The Art of Small Talk: 10 Ways to Ooze Interesting While Networking

small talkSmall talk happens at a conference, a coffee shop, a graduation party, or a wedding.  Heck, it could also happen during a job interview.

But does the thought of having to talk with someone new make you want to run fast in the other direction?

You aren’t alone. Many people, especially introverts, feel this way. But there are things you can do so you don’t dread small talk. The truth is, you desperately want someone to like you but you are afraid they won’t be and you tend to avoid the situation altogether.

Overcome your fear and anxiety and ooze interesting instead. Here are 10 ways to come across as interesting (and employable):

1.  Smile

Simply smiling makes you appear friendly and approachable. Think about it. Would you rather talk to someone who is smiling or someone who looks like they are not having a good time?

2.  Ask Questions

Instead of worrying about what you’ll say, have a list of easy conversation starters. Once you find something you share in common, the conversation will flow! And don’t think you have to focus on work. Often, it is finding things outside of work that warms up a conversation!

3.  Follow Current Events

Come armed with knowledge about local, regional and global current events. This not only boosts your confidence, it also makes it easier to get a conversation going.

4.  Wear a Conversation Piece

Maybe you have a unique tie, scarf, or piece of jewelry. Wear it! This also helps the confidence thing. And as people ask you about your unique accessory, it also gives you something easy to talk about.

5.  Make an Introduction

Maybe you have an opportunity to introduce innocent bystanders to one another! If you are standing in a small group, make sure everyone knows each other.

6.  Listen

The best way to show your interest in someone? Ask thoughtful follow-up questions. But you can only do this if you are truly listening. Nod your head knowingly. Just as important, resist temptation to interrupt the person you are speaking with. Listening is difficult for many, but introvert tend to do this very well.

7.  Make Eye Contact
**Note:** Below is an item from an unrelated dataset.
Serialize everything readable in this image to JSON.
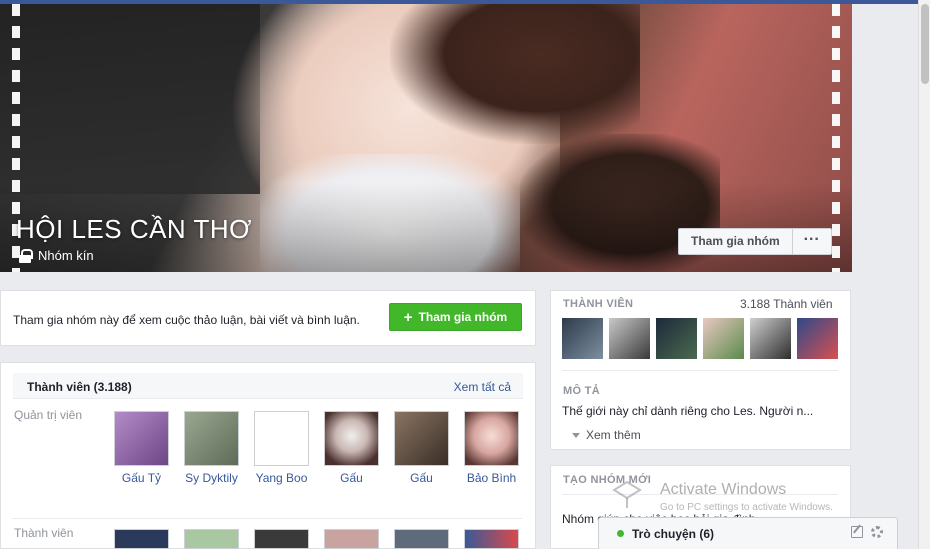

Your body language sets the tone. Look people in the eyes when you are speaking and listening. And speak loudly enough so people can hear what you are saying.

8.  Be Genuine

Don’t be afraid to interject personal information. Often, this warms the conversation AND can also lead to the discovery of mutual interests.  If your child’s team just won a match or you are planning a vacation or trip somewhere, talk about it. After all, who knows what doors may your conversation starters may open?

9.  Tell a Joke

“A funny thing happened on the way to this event…” or  “did you hear the one about…” Not everyone is great at telling jokes, but sometimes, telling a story helps people relate to you better. Just make sure your joke or story is appropriate for the person you are speaking with.

10. Discover their Passion

Nothing gets a person more excited than talking about something they are interested in. Their eyes twinkle and they can’t stop talking! They will also be more likely to remember their conversation with you.

Important: Small Talk Doesn’t Happen on Your Phone!

It’s tempting to stand in the corner looking at your smart phone. It feels safe. But that’s not why you are at the event. You are there to meet people, right? So you’re going to need to step out of your comfort zone.

Try on this new persona full of small talk. It is sort of like being in a play. Get into character… and show the people you meet just how employable you are!

 

For this post, YouTern thanks our friends at Career Sherpa.

 

career sherpa

 

Hannah Morgan hiring prosAbout the Author: Hannah Morgan is a career sherpa, guiding new job seekers through the treacherous terrain of job search. If you are looking for no-nonsense advice, check out her site Career Sherpa. And follow Hannah on Twitter for the latest job search news and trends!

 

 

This entry was posted in Soft Skills and tagged , , . Bookmark the permalink.